• Problem statement: Read the records below. Copy each line where the string "webp" occurs.

==========

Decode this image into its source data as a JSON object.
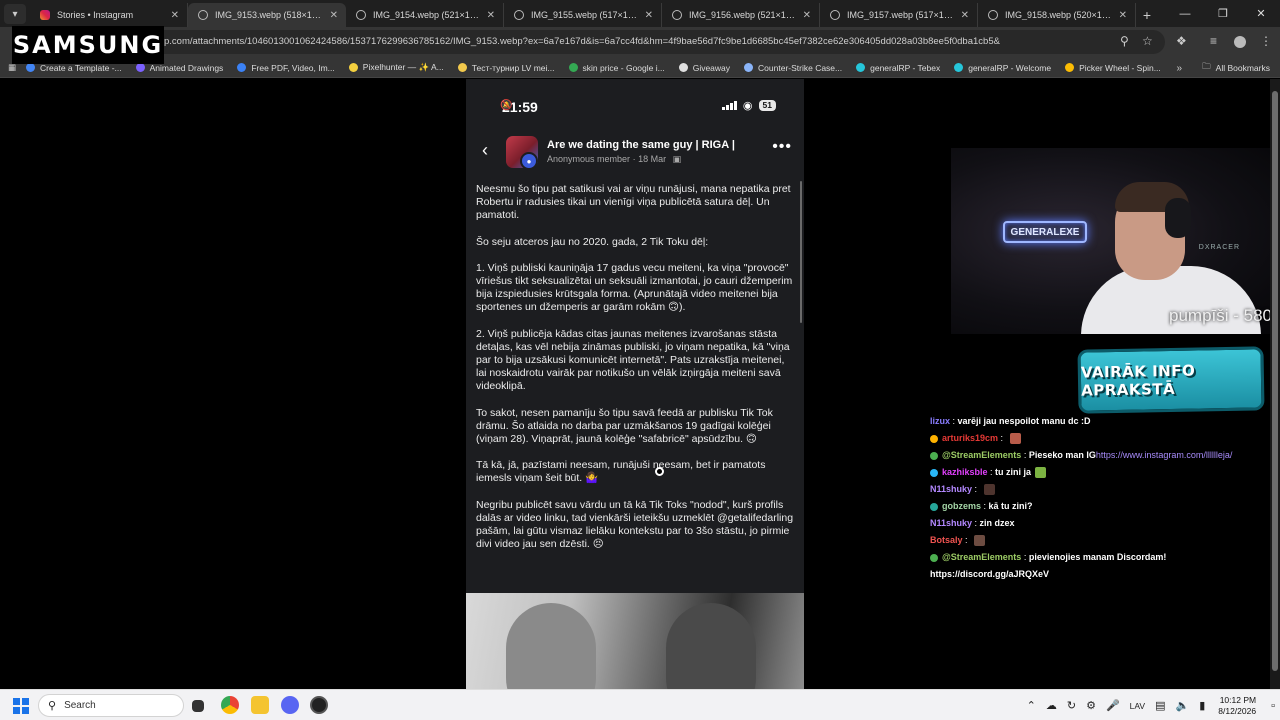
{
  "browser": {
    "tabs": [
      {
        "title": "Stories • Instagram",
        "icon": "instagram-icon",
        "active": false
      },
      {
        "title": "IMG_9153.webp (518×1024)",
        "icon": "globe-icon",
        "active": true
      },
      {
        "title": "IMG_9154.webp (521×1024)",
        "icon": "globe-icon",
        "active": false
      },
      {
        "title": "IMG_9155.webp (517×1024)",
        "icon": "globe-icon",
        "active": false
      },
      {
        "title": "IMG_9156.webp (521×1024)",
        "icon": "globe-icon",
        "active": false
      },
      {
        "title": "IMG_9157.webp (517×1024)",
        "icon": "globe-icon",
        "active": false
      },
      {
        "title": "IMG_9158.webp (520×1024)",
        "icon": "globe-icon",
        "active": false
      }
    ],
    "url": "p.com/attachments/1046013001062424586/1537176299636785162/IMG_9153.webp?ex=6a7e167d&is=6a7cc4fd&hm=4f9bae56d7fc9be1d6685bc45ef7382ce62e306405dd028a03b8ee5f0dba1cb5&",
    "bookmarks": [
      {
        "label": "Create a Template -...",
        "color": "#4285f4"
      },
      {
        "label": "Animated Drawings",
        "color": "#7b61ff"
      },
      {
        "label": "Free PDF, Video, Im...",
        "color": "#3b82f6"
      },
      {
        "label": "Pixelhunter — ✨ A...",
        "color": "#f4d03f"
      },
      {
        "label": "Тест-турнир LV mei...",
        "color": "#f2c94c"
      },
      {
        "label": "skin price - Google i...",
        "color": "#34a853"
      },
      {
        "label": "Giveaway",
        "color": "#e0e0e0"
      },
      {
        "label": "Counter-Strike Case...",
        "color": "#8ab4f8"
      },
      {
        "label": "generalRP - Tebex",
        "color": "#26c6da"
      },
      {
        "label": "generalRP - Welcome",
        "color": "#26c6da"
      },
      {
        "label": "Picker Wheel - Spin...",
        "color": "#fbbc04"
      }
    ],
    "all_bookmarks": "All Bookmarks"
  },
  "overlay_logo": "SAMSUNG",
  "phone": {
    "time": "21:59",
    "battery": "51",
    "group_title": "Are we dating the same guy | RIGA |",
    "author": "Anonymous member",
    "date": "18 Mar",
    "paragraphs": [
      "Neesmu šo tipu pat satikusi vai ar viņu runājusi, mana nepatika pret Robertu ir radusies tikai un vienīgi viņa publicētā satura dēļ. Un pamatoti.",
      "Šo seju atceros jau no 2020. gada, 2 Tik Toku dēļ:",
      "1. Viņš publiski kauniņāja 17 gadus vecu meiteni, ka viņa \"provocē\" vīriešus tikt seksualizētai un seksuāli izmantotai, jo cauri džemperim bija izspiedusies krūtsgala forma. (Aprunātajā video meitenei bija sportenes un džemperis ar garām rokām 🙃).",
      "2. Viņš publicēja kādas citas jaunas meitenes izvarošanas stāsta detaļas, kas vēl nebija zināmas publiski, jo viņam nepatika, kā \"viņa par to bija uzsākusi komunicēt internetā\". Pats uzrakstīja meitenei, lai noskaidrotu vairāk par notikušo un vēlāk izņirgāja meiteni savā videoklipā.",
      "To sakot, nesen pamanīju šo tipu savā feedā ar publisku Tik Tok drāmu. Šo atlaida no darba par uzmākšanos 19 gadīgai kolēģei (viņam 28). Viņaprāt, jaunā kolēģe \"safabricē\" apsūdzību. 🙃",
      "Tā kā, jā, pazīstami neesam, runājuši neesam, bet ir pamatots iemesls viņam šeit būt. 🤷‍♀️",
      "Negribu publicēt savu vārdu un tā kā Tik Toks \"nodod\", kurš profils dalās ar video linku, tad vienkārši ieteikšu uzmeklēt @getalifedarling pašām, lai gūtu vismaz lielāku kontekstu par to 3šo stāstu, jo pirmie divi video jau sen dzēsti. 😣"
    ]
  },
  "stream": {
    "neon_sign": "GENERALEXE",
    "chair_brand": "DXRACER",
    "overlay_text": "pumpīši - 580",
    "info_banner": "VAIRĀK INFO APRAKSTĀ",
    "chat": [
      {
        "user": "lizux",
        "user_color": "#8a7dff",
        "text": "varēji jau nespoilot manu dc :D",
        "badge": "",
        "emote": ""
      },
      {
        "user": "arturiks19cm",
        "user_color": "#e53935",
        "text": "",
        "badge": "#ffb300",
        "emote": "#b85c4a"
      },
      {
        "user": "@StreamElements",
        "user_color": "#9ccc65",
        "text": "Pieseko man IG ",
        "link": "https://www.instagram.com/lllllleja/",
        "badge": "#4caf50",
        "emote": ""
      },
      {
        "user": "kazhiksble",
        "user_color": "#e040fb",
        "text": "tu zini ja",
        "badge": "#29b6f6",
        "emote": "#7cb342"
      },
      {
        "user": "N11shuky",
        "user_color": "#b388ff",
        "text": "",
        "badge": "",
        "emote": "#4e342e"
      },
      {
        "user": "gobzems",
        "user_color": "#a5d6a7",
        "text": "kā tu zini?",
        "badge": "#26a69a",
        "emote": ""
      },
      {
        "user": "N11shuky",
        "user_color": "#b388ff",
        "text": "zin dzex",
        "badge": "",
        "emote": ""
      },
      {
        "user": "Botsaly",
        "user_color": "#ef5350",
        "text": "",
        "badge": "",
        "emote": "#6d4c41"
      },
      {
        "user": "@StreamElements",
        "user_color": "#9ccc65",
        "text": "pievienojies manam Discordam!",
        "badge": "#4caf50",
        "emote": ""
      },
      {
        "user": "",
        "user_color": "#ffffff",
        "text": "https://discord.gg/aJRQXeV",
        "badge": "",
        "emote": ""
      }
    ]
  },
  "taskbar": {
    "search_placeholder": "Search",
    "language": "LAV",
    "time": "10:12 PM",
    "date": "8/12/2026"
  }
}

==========

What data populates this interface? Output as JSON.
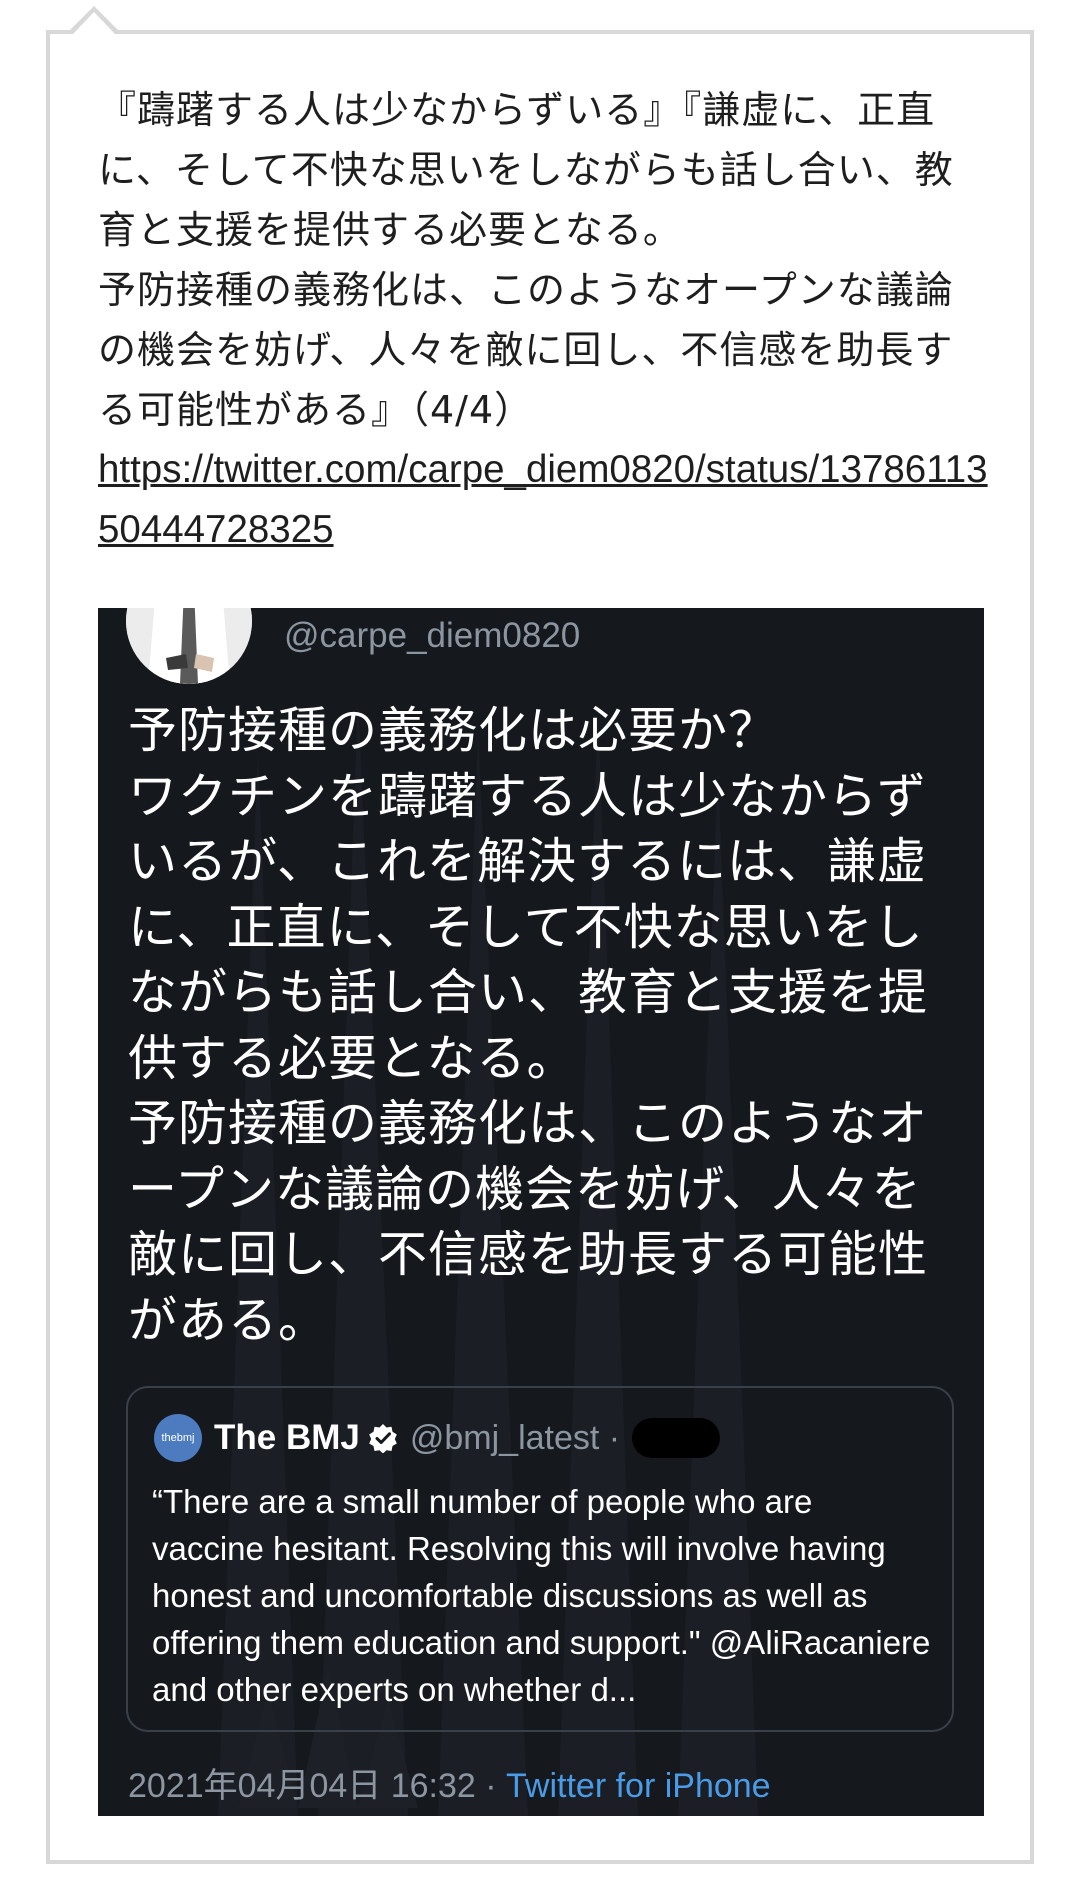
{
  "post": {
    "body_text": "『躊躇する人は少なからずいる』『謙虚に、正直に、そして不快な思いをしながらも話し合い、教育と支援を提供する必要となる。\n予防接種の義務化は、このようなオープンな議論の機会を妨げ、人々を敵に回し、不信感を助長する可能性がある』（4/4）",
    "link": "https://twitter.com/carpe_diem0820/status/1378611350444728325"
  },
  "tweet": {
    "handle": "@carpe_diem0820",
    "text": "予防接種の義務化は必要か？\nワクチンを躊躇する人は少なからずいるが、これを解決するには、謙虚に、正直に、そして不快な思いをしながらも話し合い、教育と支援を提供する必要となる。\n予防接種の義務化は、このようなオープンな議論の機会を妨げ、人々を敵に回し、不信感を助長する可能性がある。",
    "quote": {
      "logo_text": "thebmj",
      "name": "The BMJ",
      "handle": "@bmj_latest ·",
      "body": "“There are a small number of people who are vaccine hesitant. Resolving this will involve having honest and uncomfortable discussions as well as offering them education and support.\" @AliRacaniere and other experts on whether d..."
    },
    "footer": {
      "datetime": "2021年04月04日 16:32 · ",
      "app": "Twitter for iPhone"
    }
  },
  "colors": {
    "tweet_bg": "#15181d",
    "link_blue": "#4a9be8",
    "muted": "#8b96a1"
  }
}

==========

• Answer for the task:
        "title": "IMG_9153.webp (518×1024)",
        "title": "IMG_9154.webp (521×1024)",
        "title": "IMG_9155.webp (517×1024)",
        "title": "IMG_9156.webp (521×1024)",
        "title": "IMG_9157.webp (517×1024)",
        "title": "IMG_9158.webp (520×1024)",
    "url": "p.com/attachments/1046013001062424586/1537176299636785162/IMG_9153.webp?ex=6a7e167d&is=6a7cc4fd&hm=4f9bae56d7fc9be1d6685bc45ef7382ce62e306405dd028a03b8ee5f0dba1cb5&",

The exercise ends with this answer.